Witches Fingers - Learning Lesson
I was shopping for Halloween decorations when I came across this amazing pack of witches fingers. As soon as I saw them, I threw the package into my basket. For $1.50 at Party City, I found a learning tool that I knew would be a hit with my four year old boy.
When I picked him up from school, I showed them to him. He enjoyed placing them on his fingers, being silly with them, and pretending like he was scary. After a few moments of exploration, I asked him if he wanted to play a game with me. His interest was peaked, and he couldn't wait to hear more. I told him that we were going on a letter hunt through the house. We used our witches fingers to point the letter, say its' name, and tell its sound.
For an hour, we ran from room to room reaching hi and low pointing out letters. My son was so excited to play this game. He asked me if we can play it every day. Of course, I said a big yes with a huge smile on my face. He also said, "Mom, will you tell me when you see letters, and I'll tell you when I see letters." For $1.50, I would consider the activity a huge success.

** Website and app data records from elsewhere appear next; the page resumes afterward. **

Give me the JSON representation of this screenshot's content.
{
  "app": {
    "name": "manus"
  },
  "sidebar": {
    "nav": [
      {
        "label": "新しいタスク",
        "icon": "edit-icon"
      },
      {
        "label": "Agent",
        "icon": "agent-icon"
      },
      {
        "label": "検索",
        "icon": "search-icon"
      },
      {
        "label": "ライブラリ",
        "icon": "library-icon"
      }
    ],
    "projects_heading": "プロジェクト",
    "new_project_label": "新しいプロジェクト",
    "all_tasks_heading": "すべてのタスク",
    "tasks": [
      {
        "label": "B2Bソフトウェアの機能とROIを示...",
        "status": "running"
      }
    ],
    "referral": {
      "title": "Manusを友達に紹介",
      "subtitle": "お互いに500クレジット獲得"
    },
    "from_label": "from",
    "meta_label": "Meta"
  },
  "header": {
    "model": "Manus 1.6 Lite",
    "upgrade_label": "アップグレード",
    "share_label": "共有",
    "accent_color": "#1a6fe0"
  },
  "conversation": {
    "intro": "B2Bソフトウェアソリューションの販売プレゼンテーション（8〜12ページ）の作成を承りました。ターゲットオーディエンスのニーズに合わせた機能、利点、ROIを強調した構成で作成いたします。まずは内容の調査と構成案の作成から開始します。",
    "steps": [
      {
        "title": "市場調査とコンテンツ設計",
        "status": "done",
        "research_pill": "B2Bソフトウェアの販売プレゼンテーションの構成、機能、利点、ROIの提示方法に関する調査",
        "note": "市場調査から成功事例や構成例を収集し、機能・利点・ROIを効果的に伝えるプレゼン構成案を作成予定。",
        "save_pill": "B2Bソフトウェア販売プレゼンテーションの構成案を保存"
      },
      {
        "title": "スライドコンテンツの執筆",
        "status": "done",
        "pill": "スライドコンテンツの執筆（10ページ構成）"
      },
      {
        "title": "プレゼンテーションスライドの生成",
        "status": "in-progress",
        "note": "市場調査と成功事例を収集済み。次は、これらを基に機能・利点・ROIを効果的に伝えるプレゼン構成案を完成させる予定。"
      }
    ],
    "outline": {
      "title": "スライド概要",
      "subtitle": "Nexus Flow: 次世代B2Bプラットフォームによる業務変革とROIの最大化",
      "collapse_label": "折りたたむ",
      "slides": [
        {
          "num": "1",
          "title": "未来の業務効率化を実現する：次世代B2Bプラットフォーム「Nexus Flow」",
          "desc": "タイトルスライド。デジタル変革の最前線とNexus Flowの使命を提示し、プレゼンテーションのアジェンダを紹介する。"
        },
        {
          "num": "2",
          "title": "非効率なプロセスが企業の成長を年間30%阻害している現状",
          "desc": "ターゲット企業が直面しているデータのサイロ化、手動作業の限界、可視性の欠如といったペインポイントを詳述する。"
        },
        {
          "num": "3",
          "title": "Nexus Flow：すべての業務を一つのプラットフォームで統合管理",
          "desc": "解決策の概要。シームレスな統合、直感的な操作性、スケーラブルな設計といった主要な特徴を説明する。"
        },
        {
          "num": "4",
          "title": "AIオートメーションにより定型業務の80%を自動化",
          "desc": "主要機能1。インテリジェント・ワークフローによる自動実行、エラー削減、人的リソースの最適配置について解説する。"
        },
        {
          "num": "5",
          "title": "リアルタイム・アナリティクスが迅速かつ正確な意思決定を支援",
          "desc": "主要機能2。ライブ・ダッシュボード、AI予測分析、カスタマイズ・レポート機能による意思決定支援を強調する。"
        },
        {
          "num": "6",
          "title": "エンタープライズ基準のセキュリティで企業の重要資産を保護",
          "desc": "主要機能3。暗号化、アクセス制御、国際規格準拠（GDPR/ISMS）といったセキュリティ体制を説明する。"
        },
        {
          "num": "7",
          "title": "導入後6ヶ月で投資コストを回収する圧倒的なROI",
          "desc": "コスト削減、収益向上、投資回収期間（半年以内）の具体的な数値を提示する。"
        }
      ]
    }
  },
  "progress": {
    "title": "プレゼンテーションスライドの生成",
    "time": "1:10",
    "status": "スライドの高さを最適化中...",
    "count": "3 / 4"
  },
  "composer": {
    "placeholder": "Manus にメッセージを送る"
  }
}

Of course the newness of the witches fingers might wear off, or he may use them to play or act scary. As far as I'm concerned, I created a new awareness about print and letter recognition in a way that was VERY exciting and fun. I can't wait to see how our letter searches progress from here.
If your child is beyond learning his/her letters and sounds, you can use the witches fingers as a tracker. When kids are learning to read, we often ask them to use their finger to track where they are on the page. They often lose their place, get distracted, or get overwhelmed by the amount of words on the page. The goal is to remove the finger while reading, but it's a great tool to use when you're in that phase where it is helpful.
If you think that your child might enjoy witches fingers, then head on over to Party City or another store with Halloween items. The concept could apply to any skill. You could hunt for shapes and colors, use it for counting, etc. My goal was to make the activity fun, and it was a success.